In our abode, one accesses our basement, oddly enough, by stepping outside of the house and into an attached garage, making a sharp righthand turn, then marching down a set of steps and entering the basement through its own entry door. This peculiar design makes for some rather interesting experiences, as the steps are frequently used by various and sundry critters that are also trying to access the basement. It gets particularly entertaining when it’s dark, and you catch a glimpse of something scurrying about your toes, or feel little feet run across the top of yours as you are ascending or descending the stairs.
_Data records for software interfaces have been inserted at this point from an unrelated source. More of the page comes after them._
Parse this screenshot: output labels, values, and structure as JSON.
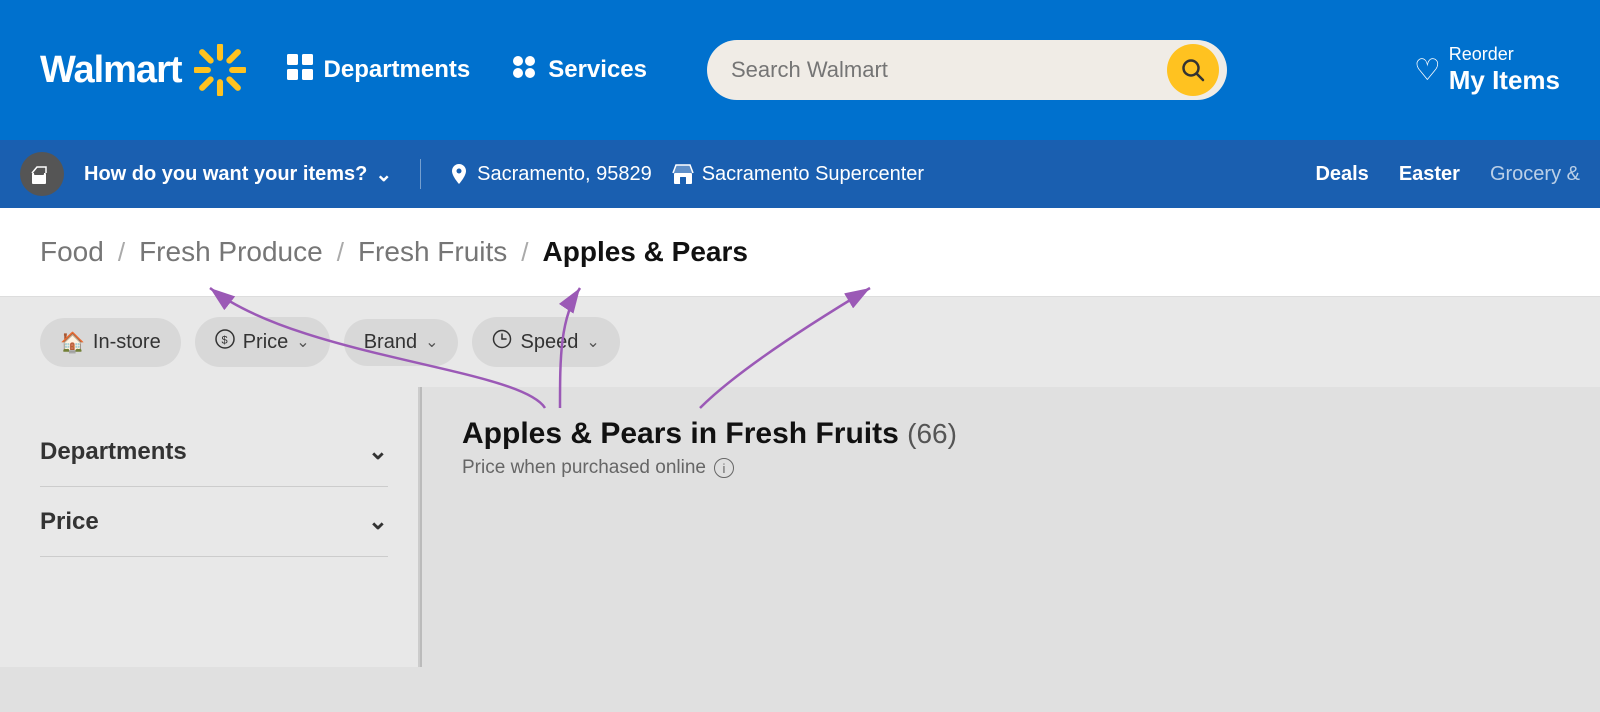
{
  "header": {
    "logo_text": "Walmart",
    "departments_label": "Departments",
    "services_label": "Services",
    "search_placeholder": "Search Walmart",
    "reorder_label": "Reorder",
    "my_items_label": "My Items"
  },
  "sub_nav": {
    "delivery_label": "How do you want your items?",
    "location": "Sacramento, 95829",
    "store": "Sacramento Supercenter",
    "links": [
      {
        "label": "Deals",
        "muted": false
      },
      {
        "label": "Easter",
        "muted": false
      },
      {
        "label": "Grocery &",
        "muted": true
      }
    ]
  },
  "breadcrumb": {
    "items": [
      {
        "label": "Food",
        "current": false
      },
      {
        "label": "Fresh Produce",
        "current": false
      },
      {
        "label": "Fresh Fruits",
        "current": false
      },
      {
        "label": "Apples & Pears",
        "current": true
      }
    ]
  },
  "filters": [
    {
      "icon": "🏠",
      "label": "In-store",
      "has_chevron": false
    },
    {
      "icon": "💲",
      "label": "Price",
      "has_chevron": true
    },
    {
      "icon": "",
      "label": "Brand",
      "has_chevron": true
    },
    {
      "icon": "🕐",
      "label": "Speed",
      "has_chevron": true
    }
  ],
  "sidebar": {
    "departments_label": "Departments",
    "price_label": "Price"
  },
  "products": {
    "heading": "Apples & Pears in Fresh Fruits",
    "count": "(66)",
    "price_note": "Price when purchased online"
  }
}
Among the visitors we’ve captured (and released) are innumerable spiders, mice, birds, shrews both large and small, various and sundry beetles and some exceedingly noisy crickets.
So tonight, when Michael yelled, “Jud-eeeeeeeee! There’s a lump on the steps and it’s hopping!” I immediately grabbed our wildlife transport kit, which includes:
- a large-sized yogurt container (32 ounce size);
- the container’s lid (we don’t want anyone to jump out of the container prematurely and fall to their death, or hit the floor running and look for the nearest bolt hole, which usually happens to be a trouser leg, and a trouser leg, from a mouse-eye view, is a pretty inviting hidey-hole in an emergency. You don’t believe that a wild field mouse will run up your pants leg? Ah, Best Beloved, listen to the voice of experience: when transporting field mice tuck your pant legs into your socks. It’ll prevent an unpleasant experience for everyone involved);
- a sheet of paper to slide under the turned-over container until it can be flipped rightside-up and the lid popped on.
Armed with said kit, Michael carefully traversed his way down the steps, flashlight in hand, gently nabbed the little varmint and then brought it upstairs for me to see: t’was a toad, a rather handsome one at that, and good-sized – larger than a silver dollar.
Here’s a mugshot of the fellow, snapped from the side as he was on his way back to the Great Outdoors.
And here’s another shot of him, with his little eyes firmly closed against that icky flash I was using to get his picture!
Once outside, Michael shooed Mr. Toad into a good hiding spot under the ferns. We had a great horned owl hunting close by earlier in the evening, so I hope Mr. Toad keeps a wary eye out on the heavens!
(This might be a frog rather than a toad… but he doesn’t have any webby toes, so unless and until some expert looks at his mugshot and definitively identifies him in a lineup, I’m calling ‘im a toad!)